Stored dataset items
......
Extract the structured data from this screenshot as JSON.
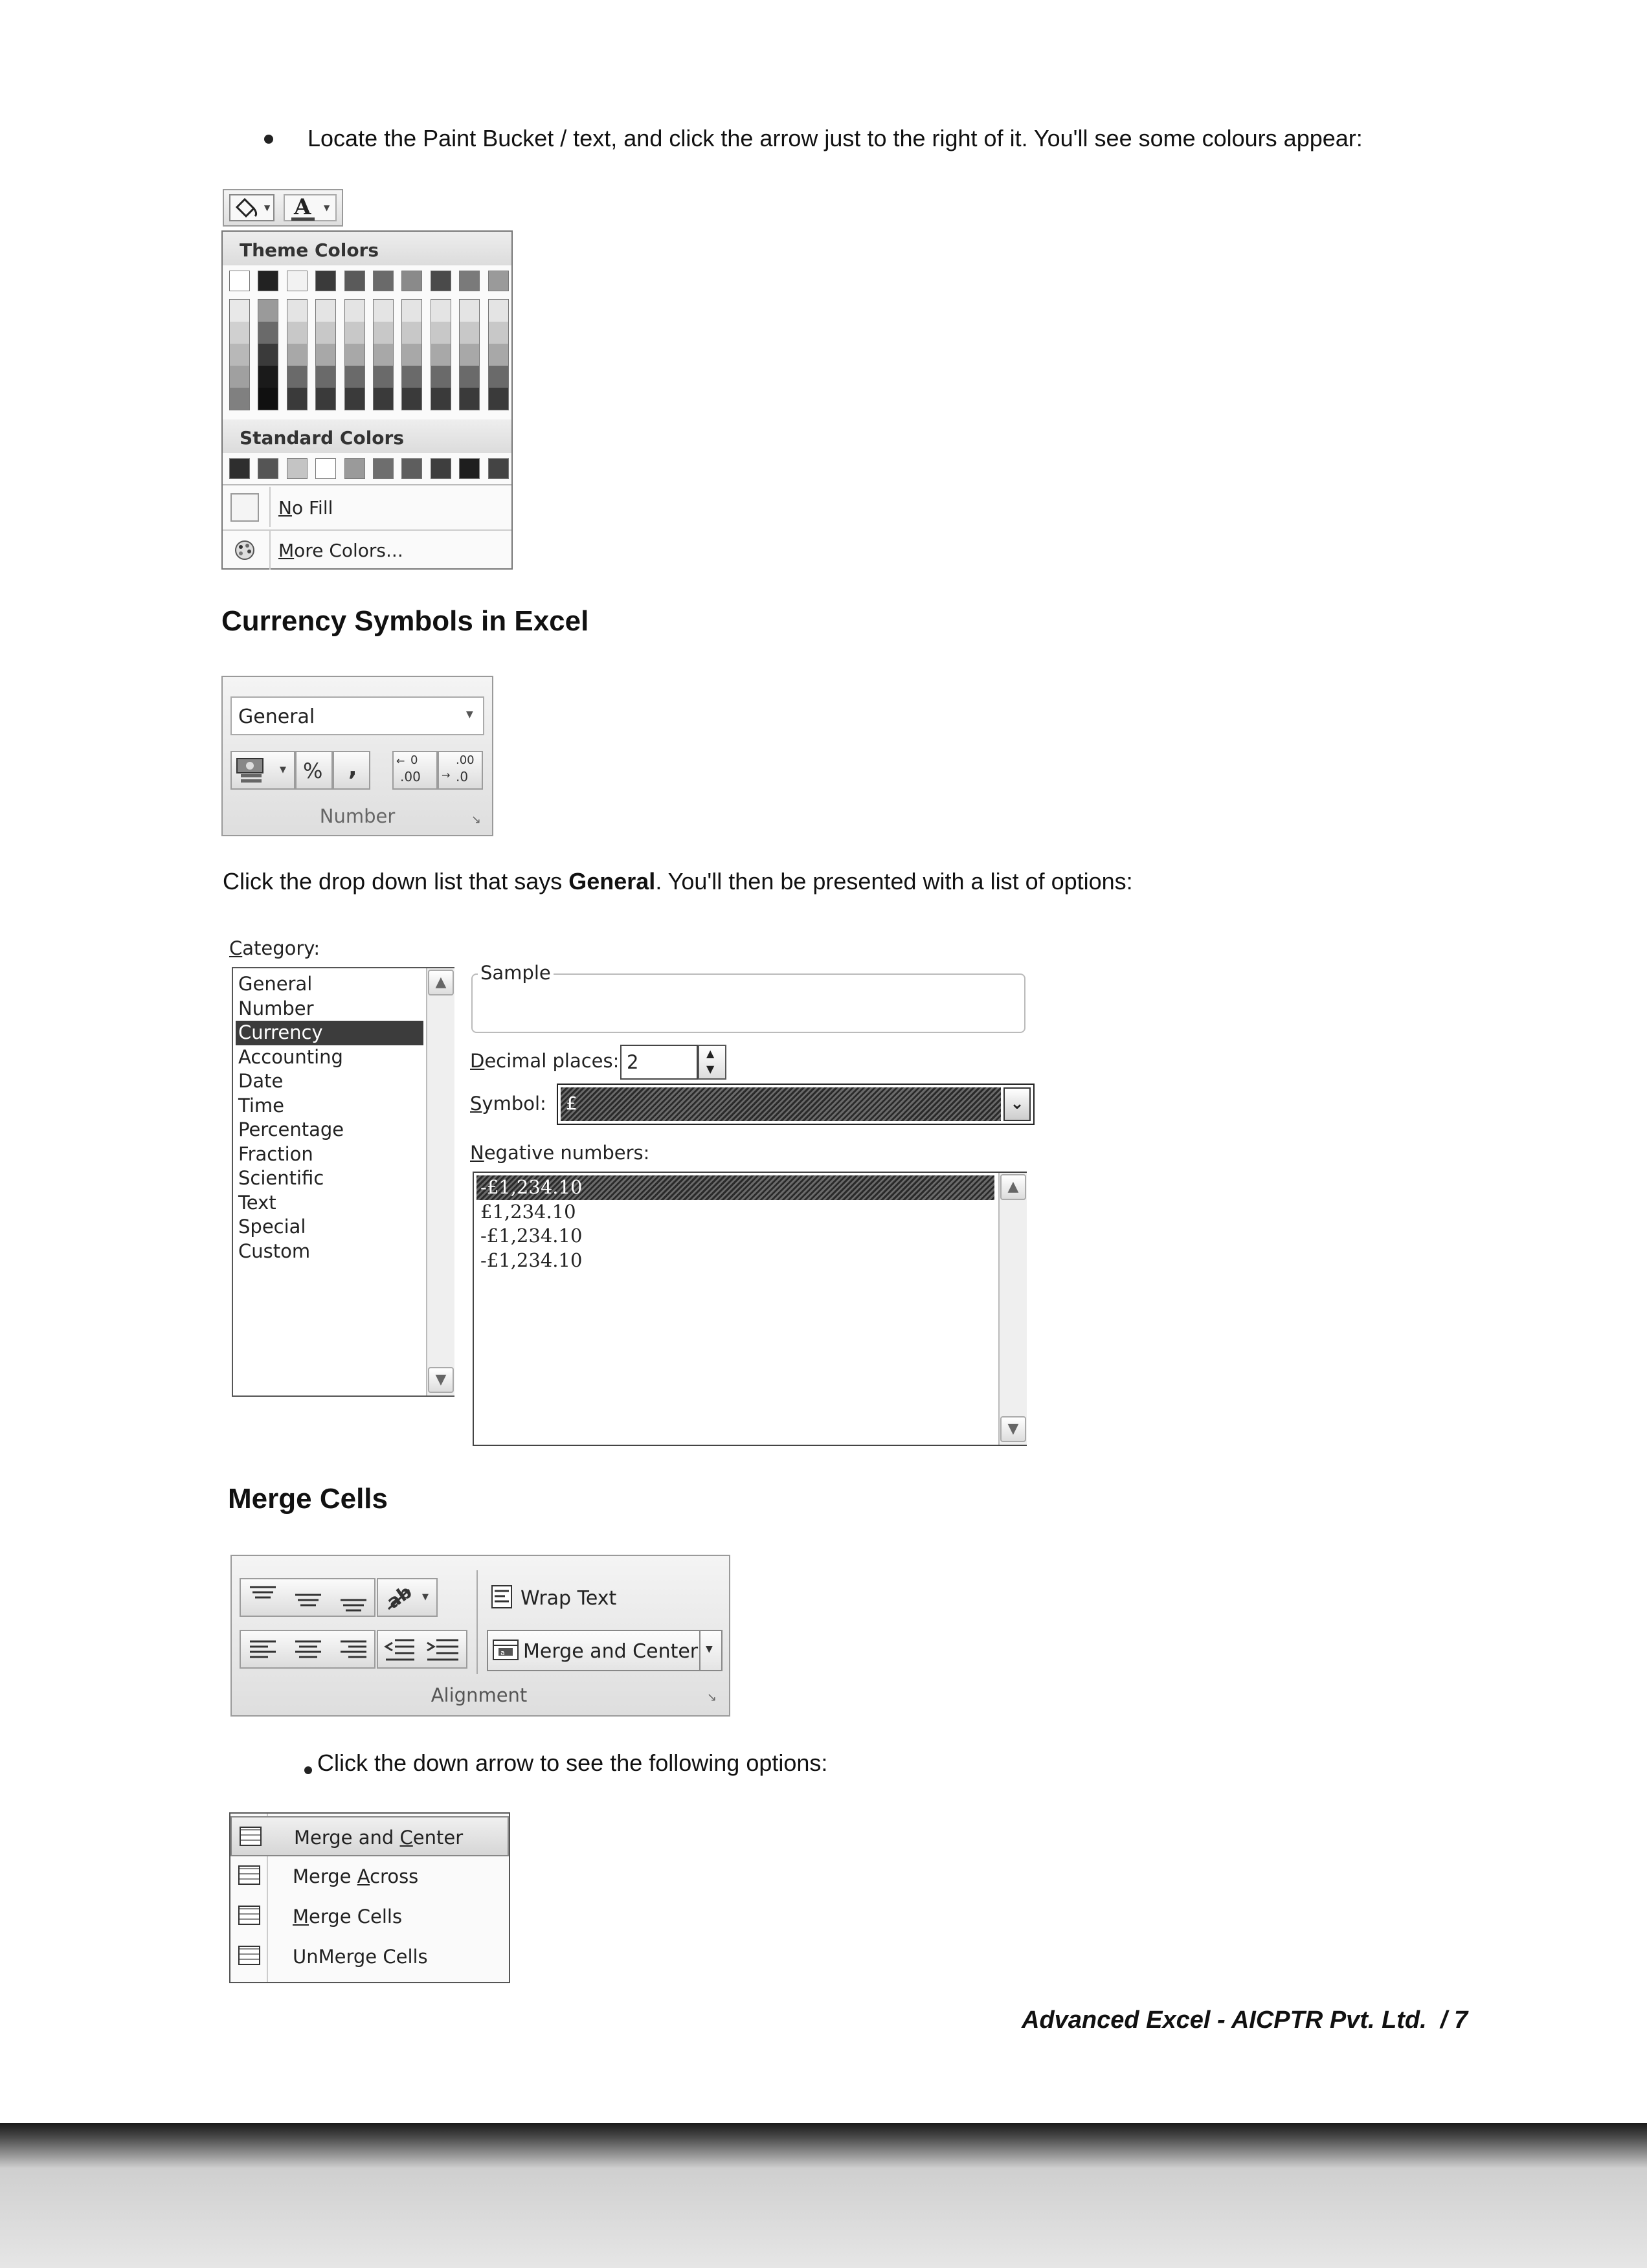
{
  "intro_bullet": "Locate the Paint Bucket / text, and click the arrow just to the right of it. You'll see some colours appear:",
  "color_menu": {
    "toolbar_font_letter": "A",
    "theme_colors_label": "Theme Colors",
    "standard_colors_label": "Standard Colors",
    "no_fill_prefix": "N",
    "no_fill_rest": "o Fill",
    "more_colors_prefix": "M",
    "more_colors_rest": "ore Colors...",
    "theme_top_row": [
      "#ffffff",
      "#222222",
      "#f2f2f2",
      "#3a3a3a",
      "#5a5a5a",
      "#6a6a6a",
      "#8a8a8a",
      "#4a4a4a",
      "#7a7a7a",
      "#9a9a9a"
    ],
    "standard_row": [
      "#2e2e2e",
      "#555555",
      "#c4c4c4",
      "#ffffff",
      "#9a9a9a",
      "#6e6e6e",
      "#5e5e5e",
      "#3e3e3e",
      "#1e1e1e",
      "#444444"
    ]
  },
  "currency_heading": "Currency Symbols in Excel",
  "number_group": {
    "format_value": "General",
    "percent_label": "%",
    "comma_label": ",",
    "increase_decimal_label": ".00",
    "decrease_decimal_label": ".0",
    "group_label": "Number"
  },
  "click_text": {
    "before": "Click the drop down list that says ",
    "bold": "General",
    "after": ". You'll then be presented with a list of options:"
  },
  "format_dialog": {
    "category_label_prefix": "C",
    "category_label_rest": "ategory:",
    "categories": [
      "General",
      "Number",
      "Currency",
      "Accounting",
      "Date",
      "Time",
      "Percentage",
      "Fraction",
      "Scientific",
      "Text",
      "Special",
      "Custom"
    ],
    "selected_category": "Currency",
    "sample_label": "Sample",
    "decimal_label_prefix": "D",
    "decimal_label_rest": "ecimal places:",
    "decimal_value": "2",
    "symbol_label_prefix": "S",
    "symbol_label_rest": "ymbol:",
    "symbol_value": "£",
    "negative_label_prefix": "N",
    "negative_label_rest": "egative numbers:",
    "negative_options": [
      "-£1,234.10",
      "£1,234.10",
      "-£1,234.10",
      "-£1,234.10"
    ]
  },
  "merge_heading": "Merge Cells",
  "alignment_group": {
    "wrap_text": "Wrap Text",
    "merge_center": "Merge and Center",
    "group_label": "Alignment"
  },
  "click_arrow_text": "Click the down arrow to see the following options:",
  "merge_menu": [
    {
      "before": "Merge and ",
      "key": "C",
      "after": "enter"
    },
    {
      "before": "Merge ",
      "key": "A",
      "after": "cross"
    },
    {
      "before": "",
      "key": "M",
      "after": "erge Cells"
    },
    {
      "before": "UnMerge Cells",
      "key": "",
      "after": ""
    }
  ],
  "footer": "Advanced Excel - AICPTR Pvt. Ltd.  / 7"
}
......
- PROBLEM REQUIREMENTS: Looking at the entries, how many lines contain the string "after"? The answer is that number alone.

- OUTPUT: 5